**Exercise description**
Output the data below in full, character for character.

[[ Records shown, beginning ]]

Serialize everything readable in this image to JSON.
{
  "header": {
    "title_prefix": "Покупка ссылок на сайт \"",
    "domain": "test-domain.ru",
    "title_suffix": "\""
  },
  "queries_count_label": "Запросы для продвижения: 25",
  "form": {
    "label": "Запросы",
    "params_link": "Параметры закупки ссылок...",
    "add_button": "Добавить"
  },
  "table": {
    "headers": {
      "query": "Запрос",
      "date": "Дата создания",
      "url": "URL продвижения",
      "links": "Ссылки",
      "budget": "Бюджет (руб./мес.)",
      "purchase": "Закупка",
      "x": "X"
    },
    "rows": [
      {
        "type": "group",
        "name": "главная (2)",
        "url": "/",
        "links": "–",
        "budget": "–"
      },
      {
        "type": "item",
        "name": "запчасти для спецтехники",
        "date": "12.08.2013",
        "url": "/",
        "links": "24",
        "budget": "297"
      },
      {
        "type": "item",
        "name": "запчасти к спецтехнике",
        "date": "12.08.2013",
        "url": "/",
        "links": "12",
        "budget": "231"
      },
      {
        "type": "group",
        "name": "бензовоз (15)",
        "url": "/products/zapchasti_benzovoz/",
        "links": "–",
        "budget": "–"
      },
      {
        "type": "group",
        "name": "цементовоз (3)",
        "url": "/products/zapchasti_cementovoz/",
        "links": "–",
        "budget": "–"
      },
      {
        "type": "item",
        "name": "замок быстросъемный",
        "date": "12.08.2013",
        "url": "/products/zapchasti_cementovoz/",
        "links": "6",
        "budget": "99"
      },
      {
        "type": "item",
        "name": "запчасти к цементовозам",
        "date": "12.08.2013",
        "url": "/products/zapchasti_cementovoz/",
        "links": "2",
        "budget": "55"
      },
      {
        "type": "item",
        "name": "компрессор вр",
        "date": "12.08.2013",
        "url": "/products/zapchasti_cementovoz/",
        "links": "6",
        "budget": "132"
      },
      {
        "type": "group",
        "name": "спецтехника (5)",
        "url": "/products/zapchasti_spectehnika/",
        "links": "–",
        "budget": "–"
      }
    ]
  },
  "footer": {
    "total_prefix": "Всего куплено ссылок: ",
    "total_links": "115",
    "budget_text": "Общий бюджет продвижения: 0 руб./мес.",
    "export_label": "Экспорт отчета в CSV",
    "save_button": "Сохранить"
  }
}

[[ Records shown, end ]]

**Solution for this task**
Serialize everything readable in this image to JSON.
{
  "header": {
    "title_prefix": "Покупка ссылок на сайт \"",
    "domain": "test-domain.ru",
    "title_suffix": "\""
  },
  "queries_count_label": "Запросы для продвижения: 25",
  "form": {
    "label": "Запросы",
    "params_link": "Параметры закупки ссылок...",
    "add_button": "Добавить"
  },
  "table": {
    "headers": {
      "query": "Запрос",
      "date": "Дата создания",
      "url": "URL продвижения",
      "links": "Ссылки",
      "budget": "Бюджет (руб./мес.)",
      "purchase": "Закупка",
      "x": "X"
    },
    "rows": [
      {
        "type": "group",
        "name": "главная (2)",
        "url": "/",
        "links": "–",
        "budget": "–"
      },
      {
        "type": "item",
        "name": "запчасти для спецтехники",
        "date": "12.08.2013",
        "url": "/",
        "links": "24",
        "budget": "297"
      },
      {
        "type": "item",
        "name": "запчасти к спецтехнике",
        "date": "12.08.2013",
        "url": "/",
        "links": "12",
        "budget": "231"
      },
      {
        "type": "group",
        "name": "бензовоз (15)",
        "url": "/products/zapchasti_benzovoz/",
        "links": "–",
        "budget": "–"
      },
      {
        "type": "group",
        "name": "цементовоз (3)",
        "url": "/products/zapchasti_cementovoz/",
        "links": "–",
        "budget": "–"
      },
      {
        "type": "item",
        "name": "замок быстросъемный",
        "date": "12.08.2013",
        "url": "/products/zapchasti_cementovoz/",
        "links": "6",
        "budget": "99"
      },
      {
        "type": "item",
        "name": "запчасти к цементовозам",
        "date": "12.08.2013",
        "url": "/products/zapchasti_cementovoz/",
        "links": "2",
        "budget": "55"
      },
      {
        "type": "item",
        "name": "компрессор вр",
        "date": "12.08.2013",
        "url": "/products/zapchasti_cementovoz/",
        "links": "6",
        "budget": "132"
      },
      {
        "type": "group",
        "name": "спецтехника (5)",
        "url": "/products/zapchasti_spectehnika/",
        "links": "–",
        "budget": "–"
      }
    ]
  },
  "footer": {
    "total_prefix": "Всего куплено ссылок: ",
    "total_links": "115",
    "budget_text": "Общий бюджет продвижения: 0 руб./мес.",
    "export_label": "Экспорт отчета в CSV",
    "save_button": "Сохранить"
  }
}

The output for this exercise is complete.